The Adventures of Huckleberry Finn: Bad for the Modern Student
For decades children and adults alike have been taught to refrain from using disrespectful racial slurs and treat one another as equals. One way this message is spread to the youth is through their schooling and education. What happens when material is presented in the classroom that in fact teaches just the opposite? This is evident in the teaching of the novel by Mark Twain, The Adventures of Huckleberry Finn. The novel uses racial slurs and derogatory language towards African Americans and takes place in a period in American history that has aspects that are best to be learned from.

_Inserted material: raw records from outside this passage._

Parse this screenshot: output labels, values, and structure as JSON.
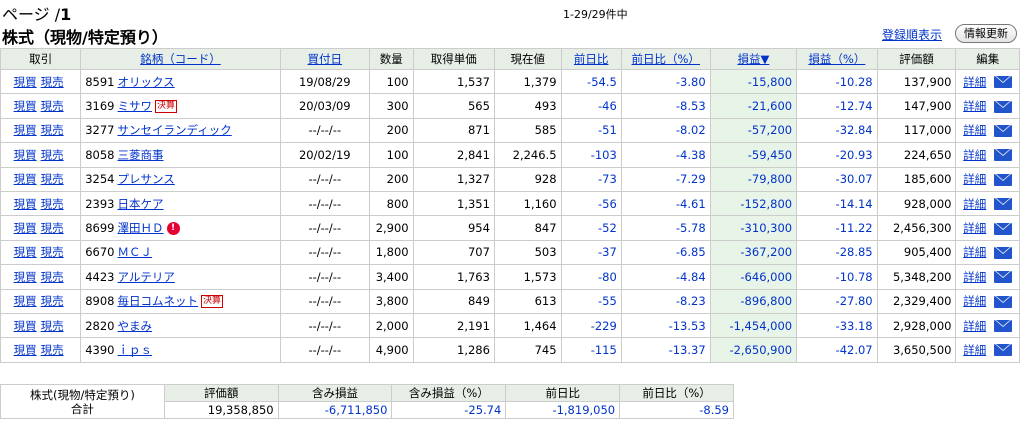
{
  "header": {
    "page_prefix": "ページ /",
    "page_number": "1",
    "count": "1-29/29件中",
    "title": "株式（現物/特定預り）",
    "sort_link": "登録順表示",
    "refresh_button": "情報更新"
  },
  "columns": [
    "取引",
    "銘柄（コード）",
    "買付日",
    "数量",
    "取得単価",
    "現在値",
    "前日比",
    "前日比（%）",
    "損益▼",
    "損益（%）",
    "評価額",
    "編集"
  ],
  "actions": {
    "buy": "現買",
    "sell": "現売",
    "detail": "詳細"
  },
  "rows": [
    {
      "code": "8591",
      "name": "オリックス",
      "badge": "",
      "alert": false,
      "date": "19/08/29",
      "qty": "100",
      "cost": "1,537",
      "price": "1,379",
      "chg": "-54.5",
      "chg_pct": "-3.80",
      "pl": "-15,800",
      "pl_pct": "-10.28",
      "value": "137,900"
    },
    {
      "code": "3169",
      "name": "ミサワ",
      "badge": "決算",
      "alert": false,
      "date": "20/03/09",
      "qty": "300",
      "cost": "565",
      "price": "493",
      "chg": "-46",
      "chg_pct": "-8.53",
      "pl": "-21,600",
      "pl_pct": "-12.74",
      "value": "147,900"
    },
    {
      "code": "3277",
      "name": "サンセイランディック",
      "badge": "",
      "alert": false,
      "date": "--/--/--",
      "qty": "200",
      "cost": "871",
      "price": "585",
      "chg": "-51",
      "chg_pct": "-8.02",
      "pl": "-57,200",
      "pl_pct": "-32.84",
      "value": "117,000"
    },
    {
      "code": "8058",
      "name": "三菱商事",
      "badge": "",
      "alert": false,
      "date": "20/02/19",
      "qty": "100",
      "cost": "2,841",
      "price": "2,246.5",
      "chg": "-103",
      "chg_pct": "-4.38",
      "pl": "-59,450",
      "pl_pct": "-20.93",
      "value": "224,650"
    },
    {
      "code": "3254",
      "name": "プレサンス",
      "badge": "",
      "alert": false,
      "date": "--/--/--",
      "qty": "200",
      "cost": "1,327",
      "price": "928",
      "chg": "-73",
      "chg_pct": "-7.29",
      "pl": "-79,800",
      "pl_pct": "-30.07",
      "value": "185,600"
    },
    {
      "code": "2393",
      "name": "日本ケア",
      "badge": "",
      "alert": false,
      "date": "--/--/--",
      "qty": "800",
      "cost": "1,351",
      "price": "1,160",
      "chg": "-56",
      "chg_pct": "-4.61",
      "pl": "-152,800",
      "pl_pct": "-14.14",
      "value": "928,000"
    },
    {
      "code": "8699",
      "name": "澤田ＨＤ",
      "badge": "",
      "alert": true,
      "date": "--/--/--",
      "qty": "2,900",
      "cost": "954",
      "price": "847",
      "chg": "-52",
      "chg_pct": "-5.78",
      "pl": "-310,300",
      "pl_pct": "-11.22",
      "value": "2,456,300"
    },
    {
      "code": "6670",
      "name": "ＭＣＪ",
      "badge": "",
      "alert": false,
      "date": "--/--/--",
      "qty": "1,800",
      "cost": "707",
      "price": "503",
      "chg": "-37",
      "chg_pct": "-6.85",
      "pl": "-367,200",
      "pl_pct": "-28.85",
      "value": "905,400"
    },
    {
      "code": "4423",
      "name": "アルテリア",
      "badge": "",
      "alert": false,
      "date": "--/--/--",
      "qty": "3,400",
      "cost": "1,763",
      "price": "1,573",
      "chg": "-80",
      "chg_pct": "-4.84",
      "pl": "-646,000",
      "pl_pct": "-10.78",
      "value": "5,348,200"
    },
    {
      "code": "8908",
      "name": "毎日コムネット",
      "badge": "決算",
      "alert": false,
      "date": "--/--/--",
      "qty": "3,800",
      "cost": "849",
      "price": "613",
      "chg": "-55",
      "chg_pct": "-8.23",
      "pl": "-896,800",
      "pl_pct": "-27.80",
      "value": "2,329,400"
    },
    {
      "code": "2820",
      "name": "やまみ",
      "badge": "",
      "alert": false,
      "date": "--/--/--",
      "qty": "2,000",
      "cost": "2,191",
      "price": "1,464",
      "chg": "-229",
      "chg_pct": "-13.53",
      "pl": "-1,454,000",
      "pl_pct": "-33.18",
      "value": "2,928,000"
    },
    {
      "code": "4390",
      "name": "ｉｐｓ",
      "badge": "",
      "alert": false,
      "date": "--/--/--",
      "qty": "4,900",
      "cost": "1,286",
      "price": "745",
      "chg": "-115",
      "chg_pct": "-13.37",
      "pl": "-2,650,900",
      "pl_pct": "-42.07",
      "value": "3,650,500"
    }
  ],
  "summary": {
    "label_line1": "株式(現物/特定預り)",
    "label_line2": "合計",
    "headers": [
      "評価額",
      "含み損益",
      "含み損益（%）",
      "前日比",
      "前日比（%）"
    ],
    "values": [
      "19,358,850",
      "-6,711,850",
      "-25.74",
      "-1,819,050",
      "-8.59"
    ]
  },
  "colors": {
    "link": "#0033cc",
    "header_bg": "#e6eee6",
    "highlight_col": "#e8f4e8",
    "badge": "#cc0000"
  }
}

The Adventures of Huckleberry Finn should be kept off the mandatory reading list because it is both outdated and uses racial slurs that are offensive, hurtful, and inappropriate for a learning environment.
Many justify the offensive nature of the novel with the point that we can’t shield our youth from the ugly side of history. This is valid, but The Adventures of Huckleberry Finn could also teach students to learn from the novel, not all in the best of ways. Offensive slurs such as “nigger” is already used widely outside the classroom, it should not be introduced inside the classroom as well. Students who are offended by these words should not be immersed in this type of language in and out of school against their will. What happened to choice? There are many other remarkable novels out there that students could read by their own choosing. This would eliminate the discomfort so much of our youth is complaining about when reading Mark Twain’s novel. If students got to pick the book they read off of a reading list rather than be forced to read one as controversial as The Adventures of Huckleberry Finn, not only would students stop complaining about the content but they might also be inclined to actually read the book rather than use summary websites such as Spark Notes....